On Sept. 27, 1999, my world as I had known it for 43 years ended.
I was sitting at a stoplight at the intersection of Oakton and Gross Point Road in Morton Grove, Ill., on my way to give a lecture at one of DePaul University’s suburban campuses, waiting behind two other cars. A steady drizzle was falling.
Without warning, a Jeep skidded on the wet pavement and slammed into the back of my Mazda sedan. My head bounced off the headrest behind me and then was flung forward. I saw stars and blacked out for a second. I was groggy, but I pulled my car out of the busy intersection, drove around the corner and parked on the side of Gross Point Road.
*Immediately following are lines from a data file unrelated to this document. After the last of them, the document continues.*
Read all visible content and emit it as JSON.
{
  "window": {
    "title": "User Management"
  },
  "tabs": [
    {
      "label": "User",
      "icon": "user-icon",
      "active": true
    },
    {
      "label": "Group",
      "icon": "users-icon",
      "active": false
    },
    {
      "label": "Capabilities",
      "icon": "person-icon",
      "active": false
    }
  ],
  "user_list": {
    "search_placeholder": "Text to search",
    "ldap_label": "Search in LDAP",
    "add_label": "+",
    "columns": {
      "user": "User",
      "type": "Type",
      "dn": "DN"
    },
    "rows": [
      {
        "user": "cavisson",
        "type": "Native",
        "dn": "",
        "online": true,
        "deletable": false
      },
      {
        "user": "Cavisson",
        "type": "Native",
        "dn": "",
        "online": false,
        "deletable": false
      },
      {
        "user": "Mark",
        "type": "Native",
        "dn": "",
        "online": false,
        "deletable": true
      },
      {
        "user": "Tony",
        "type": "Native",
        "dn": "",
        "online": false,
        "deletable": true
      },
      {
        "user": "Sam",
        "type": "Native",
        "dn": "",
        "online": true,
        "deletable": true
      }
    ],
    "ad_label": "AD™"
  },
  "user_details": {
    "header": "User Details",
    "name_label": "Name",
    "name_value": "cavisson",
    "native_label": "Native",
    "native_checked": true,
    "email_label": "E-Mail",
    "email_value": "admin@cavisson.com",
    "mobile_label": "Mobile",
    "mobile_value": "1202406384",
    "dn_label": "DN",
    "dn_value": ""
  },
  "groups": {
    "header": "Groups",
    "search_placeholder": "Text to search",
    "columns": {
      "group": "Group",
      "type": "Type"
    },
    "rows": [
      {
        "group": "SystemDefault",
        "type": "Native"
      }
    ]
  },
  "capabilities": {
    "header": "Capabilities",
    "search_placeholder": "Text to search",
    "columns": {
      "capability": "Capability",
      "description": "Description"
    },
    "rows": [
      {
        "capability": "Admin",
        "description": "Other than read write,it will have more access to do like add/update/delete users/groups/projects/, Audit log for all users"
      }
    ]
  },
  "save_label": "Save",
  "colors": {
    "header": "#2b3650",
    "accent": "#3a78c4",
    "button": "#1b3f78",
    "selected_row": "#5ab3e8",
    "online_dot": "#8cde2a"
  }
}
I felt shaken up, but only in the way anyone who had been in a relatively minor car crash might.
A Morton Grove police officer arrived to take the accident report, and I got out of my car to meet him.
“Get back in your car and sit there until the ambulance comes!” he said after he got a look at me. “I’m calling them now.” This was puzzling to me. I couldn’t understand why he was so concerned.
The ambulance came, and a pair of young paramedics, a small man and a large one, had me sit inside it as they examined me.
“Do you know your name?” asked the bigger one.
I thought about it. It seemed like an easy enough question. But nothing immediately came to mind. I was reaching into the usual place in my mind, and retrieving nothing at all. How odd, I thought. After a minute I managed, “Sure. Clark Elliott.”
“Well, Mr. Elliott, I think you’d better come with us to get checked out at the hospital.”
“Whoa!” I said. “I can’t do that. I have to get to class.”
“Listen, Mr. Elliott,” said the smaller paramedic. “Pardon my expression, but you’re pretty f---ed up here. We really need to take you to the hospital.&rdquo
“Thank you for your concern,” I said, smiling at him, “but I’m fine. I really can’t go with you because I have to teach tonight.”
I didn’t hurt very much. I’d given a thousand lectures over 12 years without ever missing one. It would take a lot to make me miss class. My students were expecting me to show up shortly and teach for three hours. I felt strange, but I could not recall what it was like to not feel strange.
I couldn’t make sense of what they wanted me to do. I couldn’t see it in the normal way. So I refused to go to the hospital.
“OK,” said the larger paramedic. “We can’t stop you. You’ve got to sign these release forms, and then we’ll let you go. But you are doing the wrong thing.” I climbed out of the ambulance and went back to my car.
The back of my Mazda was all smashed in, but the car was still running fine. So I drove to work, mindlessly following the path I had taken many times before. Later that evening, I thought it odd that I could not remember a single thing about the rest of my drive to work. The details of my evening-class lecture were spotty, but I remember I worked on autopilot and lectured sitting down. There were difficult moments when I stopped midlecture and had to rest my head down on my desk. But DePaul’s graduate students are a bright, multiethnic, salt-of-the-earth sort of crowd, and we joked about my loopiness being caused by the automobile accident. None of us took it seriously.
When I finally arrived home, it was hard for me to get up out of the car. It was hard for me to walk from the car to the house. I had a strange and persistent difficulty unlocking my front door. The next morning, I was still physically exhausted. I tried to get up and start my day, but I couldn’t move. I was giving the command to my body: “Get up!” but it was not listening. Finally, after a long three minutes, once I was able to manage the smallest initiation of motion, I was able to stand up and move normally.
Over the next hour, I noticed several more instances of my being unable to initiate action. I brushed any concern aside, telling myself that my muscles had just been “shaken up” more than I realized the day before in the accident, and that since the muscles were sore and tired, it was hard to get them to respond. It would take me four more days — and a puzzling episode where it took me six hours to realize that I had my shoes on the wrong feet — before I finally got myself to an emergency room for the diagnosis: a concussion.
Concussion and Balance
Unless you have experienced a concussion and lost efficacy in your balance system, you probably have no idea how devastating the effects of this can be in one’s life. Because of inner-ear damage — yet another result of the crash — I had to deal with balance issues every day.
Roughly speaking, the balance system uses three overlapping components: the vestibular, or “inner ear,” system, the visual system and proprioception, the feeling of our bodies in the space around us — a position-movement sensation. While the vestibular system is primary, the other two are also important, and the interaction among the three systems is far more complex than we generally consider.